At the same time there is a strong curiosity to know about Javanese ethics, philosophy of life and thoughts. Notwithstanding this need, there is little contact with Indonesians in Suriname. Some Surinam Javanese have a kind of reluctance (sungkan) when they meet Indonesian Javanese, being aware of the fact that their Javanese is different from the one spoken by the Javanese from Indonesia. On the other hand, the Indonesian government makes little effort to support the development of the Javanese culture in Suriname 8 . The Indonesian Embassy in Paramaribo provides courses in Bahasa Indonesia and since a few years ago it also gives courses on (modern) Javanese dances and the martial art pencak silat 9 . Due to limited resources these cultural activities can only reach people living in Paramaribo and its surrounding.
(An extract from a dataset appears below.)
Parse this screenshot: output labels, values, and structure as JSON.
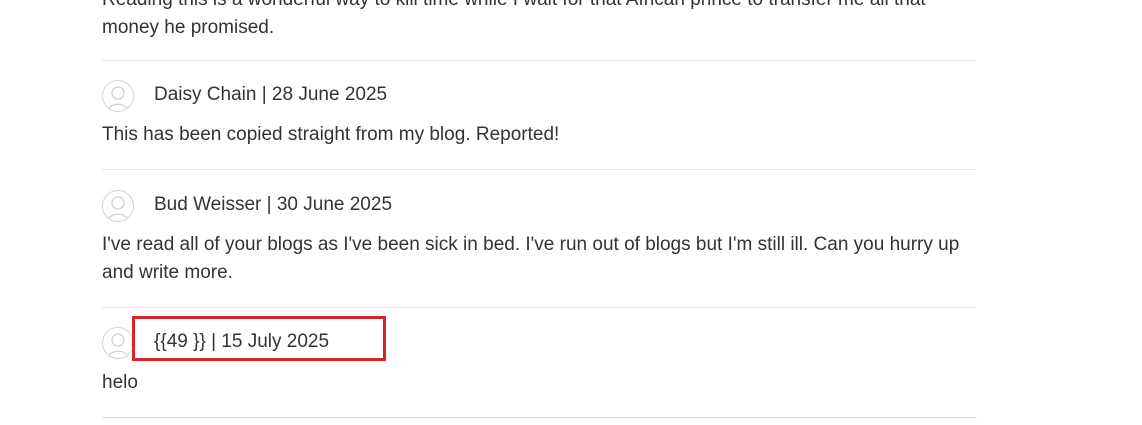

Lessons in playing gamelan and dances are also provided by the Surinam Javanese themselves in the cultural centre Sana Budaya in Paramaribo.
The desire to be close to the Javanese way of life is evidenced by the popularity of imported goods varying from peci and blangkon to stagen, kain and the well known kretek cigarettes, from cassette tapes with songs in the Javanese language to handicrafts and furniture. The great majority of vendors at the Sunday market in northern Paramaribo is Javanese. They sell Javanese spices and other edible products next to imported goods. A Surinam Javanese importer visits frequently Indonesia to look for new products. The Indonesian Embassy in Suriname informed that the balance of trade is in favour of Indonesia.
In the course of time the Javanese community has been carried along by the development of Suriname and at the same time it has participated and contributed to this development. Their political parties are playing a key role in the politics as an intermediary between the rivalling Creole and Hindustani parties. Javanese ministers have been leading two ministries (agriculture and social affairs & housing) for a long time. Javanese also occupy high-ranking posts at various ministries, governmental and private organizations and at the diplomatic service. The number of university graduates is increasing. Many Javanese are active in small enterprises such as restaurants, shops and slaughter houses where chicken are slaughtered in traditional Islamic way and sold as "halal" chicken meat.
Since its arrival the Javanese made various efforts to maintain their culture and traditions they have brought with them from Java as a means to survive in the new environment where they had to compete with migrant workers from other ethnic groups. These traditions are passed down from one generation to another. In the course of time the form of the Javanese cultural expressions have diverted from the original version and have their own development. Other ethnic groups, the socio-economic development of the country and the impact of "globalization" are instrumental to this process. The Surinam Javanese culture has developed into a unique entity. It will be interesting to study and to monitor the development towards a new "Javaneseness" among Surinam Javanese in Suriname.
Netherlands, januari 2001
Info About This Article: Santo Koesoebjono
update: juli 21, 2004